**Data to examine**:
▬▬▬

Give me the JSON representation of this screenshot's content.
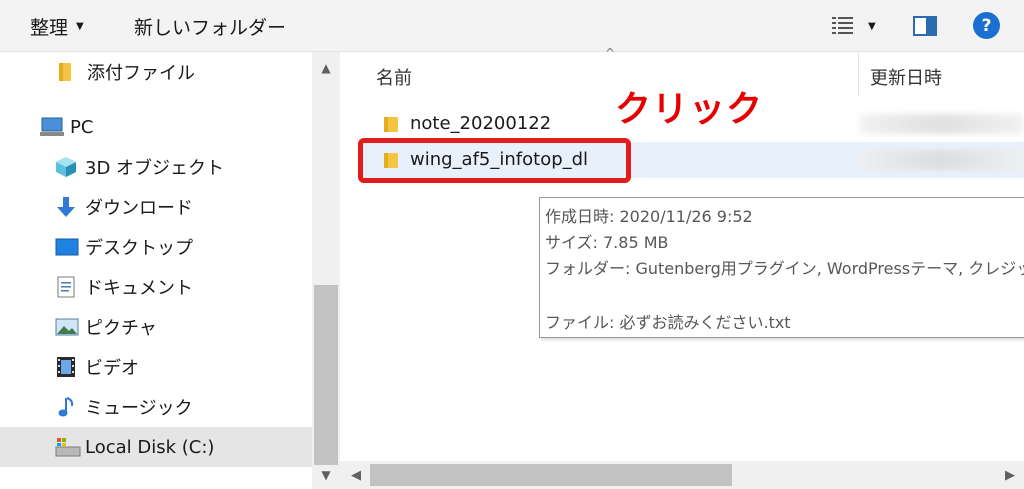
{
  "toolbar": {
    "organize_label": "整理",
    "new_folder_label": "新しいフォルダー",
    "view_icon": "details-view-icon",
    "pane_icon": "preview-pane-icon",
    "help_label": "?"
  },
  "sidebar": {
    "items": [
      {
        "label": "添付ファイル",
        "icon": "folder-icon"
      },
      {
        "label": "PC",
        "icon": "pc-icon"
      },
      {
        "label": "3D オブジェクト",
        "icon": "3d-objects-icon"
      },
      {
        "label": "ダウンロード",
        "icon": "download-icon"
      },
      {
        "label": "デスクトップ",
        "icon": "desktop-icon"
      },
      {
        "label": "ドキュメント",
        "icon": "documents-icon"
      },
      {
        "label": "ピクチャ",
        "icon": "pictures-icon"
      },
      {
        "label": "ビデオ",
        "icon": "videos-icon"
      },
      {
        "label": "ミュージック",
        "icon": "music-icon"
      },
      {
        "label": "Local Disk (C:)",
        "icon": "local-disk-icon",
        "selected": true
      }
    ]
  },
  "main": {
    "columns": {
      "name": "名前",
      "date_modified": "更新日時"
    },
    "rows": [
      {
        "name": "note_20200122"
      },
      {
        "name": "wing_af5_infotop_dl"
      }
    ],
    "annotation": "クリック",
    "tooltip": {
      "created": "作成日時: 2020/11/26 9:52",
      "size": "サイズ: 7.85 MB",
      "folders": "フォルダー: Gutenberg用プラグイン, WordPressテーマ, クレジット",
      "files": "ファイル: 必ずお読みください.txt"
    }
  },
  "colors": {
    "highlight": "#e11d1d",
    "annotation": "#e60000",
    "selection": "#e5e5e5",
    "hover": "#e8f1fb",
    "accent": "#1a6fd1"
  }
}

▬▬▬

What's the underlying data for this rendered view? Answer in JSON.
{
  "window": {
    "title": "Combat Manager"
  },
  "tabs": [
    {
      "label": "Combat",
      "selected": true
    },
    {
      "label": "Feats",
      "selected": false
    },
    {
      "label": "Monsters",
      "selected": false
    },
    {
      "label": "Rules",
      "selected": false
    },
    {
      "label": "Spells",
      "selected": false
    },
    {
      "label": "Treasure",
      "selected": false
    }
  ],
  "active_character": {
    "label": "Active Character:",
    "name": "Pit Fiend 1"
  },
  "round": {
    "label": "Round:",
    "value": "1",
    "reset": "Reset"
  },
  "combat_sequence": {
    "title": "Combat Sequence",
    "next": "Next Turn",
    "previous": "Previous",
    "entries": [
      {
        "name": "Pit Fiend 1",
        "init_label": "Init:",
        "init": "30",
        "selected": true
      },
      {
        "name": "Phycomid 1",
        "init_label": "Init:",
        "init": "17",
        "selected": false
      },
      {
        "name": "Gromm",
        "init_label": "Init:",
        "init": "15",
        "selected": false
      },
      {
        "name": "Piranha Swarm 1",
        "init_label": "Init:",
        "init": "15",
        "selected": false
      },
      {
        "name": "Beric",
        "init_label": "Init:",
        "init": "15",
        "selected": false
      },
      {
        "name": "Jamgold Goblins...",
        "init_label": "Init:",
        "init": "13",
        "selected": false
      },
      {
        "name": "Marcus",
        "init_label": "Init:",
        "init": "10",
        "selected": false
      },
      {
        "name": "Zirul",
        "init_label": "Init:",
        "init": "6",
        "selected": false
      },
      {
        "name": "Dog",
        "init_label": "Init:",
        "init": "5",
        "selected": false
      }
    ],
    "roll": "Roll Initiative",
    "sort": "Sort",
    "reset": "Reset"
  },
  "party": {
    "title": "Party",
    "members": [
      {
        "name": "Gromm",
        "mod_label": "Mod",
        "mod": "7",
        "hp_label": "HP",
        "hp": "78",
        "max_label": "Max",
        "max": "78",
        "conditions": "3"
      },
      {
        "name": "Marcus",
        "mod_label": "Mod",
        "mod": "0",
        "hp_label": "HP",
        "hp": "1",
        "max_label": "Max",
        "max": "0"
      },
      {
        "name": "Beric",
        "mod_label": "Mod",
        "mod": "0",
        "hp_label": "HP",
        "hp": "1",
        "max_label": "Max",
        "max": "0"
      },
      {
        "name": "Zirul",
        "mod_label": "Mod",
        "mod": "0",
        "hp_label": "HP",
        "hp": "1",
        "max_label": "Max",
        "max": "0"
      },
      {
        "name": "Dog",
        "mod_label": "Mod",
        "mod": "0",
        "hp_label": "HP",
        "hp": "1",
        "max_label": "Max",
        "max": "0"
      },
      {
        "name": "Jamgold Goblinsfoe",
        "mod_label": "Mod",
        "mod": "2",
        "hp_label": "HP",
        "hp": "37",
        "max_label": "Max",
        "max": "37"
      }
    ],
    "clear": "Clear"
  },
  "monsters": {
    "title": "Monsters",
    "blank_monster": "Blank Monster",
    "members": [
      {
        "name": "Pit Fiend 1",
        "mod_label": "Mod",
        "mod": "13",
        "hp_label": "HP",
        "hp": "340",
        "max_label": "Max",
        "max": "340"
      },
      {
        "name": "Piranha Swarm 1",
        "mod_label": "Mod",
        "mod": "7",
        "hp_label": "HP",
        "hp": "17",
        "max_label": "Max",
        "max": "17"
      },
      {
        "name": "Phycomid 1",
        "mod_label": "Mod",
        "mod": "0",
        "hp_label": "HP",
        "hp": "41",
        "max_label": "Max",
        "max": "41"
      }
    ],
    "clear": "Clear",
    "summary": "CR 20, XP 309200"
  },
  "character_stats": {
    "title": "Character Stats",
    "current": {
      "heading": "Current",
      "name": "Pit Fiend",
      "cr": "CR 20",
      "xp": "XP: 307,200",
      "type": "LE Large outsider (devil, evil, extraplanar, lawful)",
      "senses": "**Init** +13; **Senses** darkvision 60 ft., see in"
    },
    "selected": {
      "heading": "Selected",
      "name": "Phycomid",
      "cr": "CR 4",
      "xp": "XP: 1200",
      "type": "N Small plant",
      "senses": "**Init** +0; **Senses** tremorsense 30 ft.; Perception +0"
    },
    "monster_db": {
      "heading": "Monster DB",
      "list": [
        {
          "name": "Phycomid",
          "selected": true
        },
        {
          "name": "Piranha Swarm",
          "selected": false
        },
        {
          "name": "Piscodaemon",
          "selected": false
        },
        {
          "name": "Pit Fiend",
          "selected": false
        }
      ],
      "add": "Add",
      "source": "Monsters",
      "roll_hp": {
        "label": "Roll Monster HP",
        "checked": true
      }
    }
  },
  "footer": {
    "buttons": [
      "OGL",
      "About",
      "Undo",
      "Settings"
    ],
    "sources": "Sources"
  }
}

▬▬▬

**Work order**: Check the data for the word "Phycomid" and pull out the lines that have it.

**Task response**:
        "name": "Phycomid 1",
        "name": "Phycomid 1",
      "name": "Phycomid",
          "name": "Phycomid",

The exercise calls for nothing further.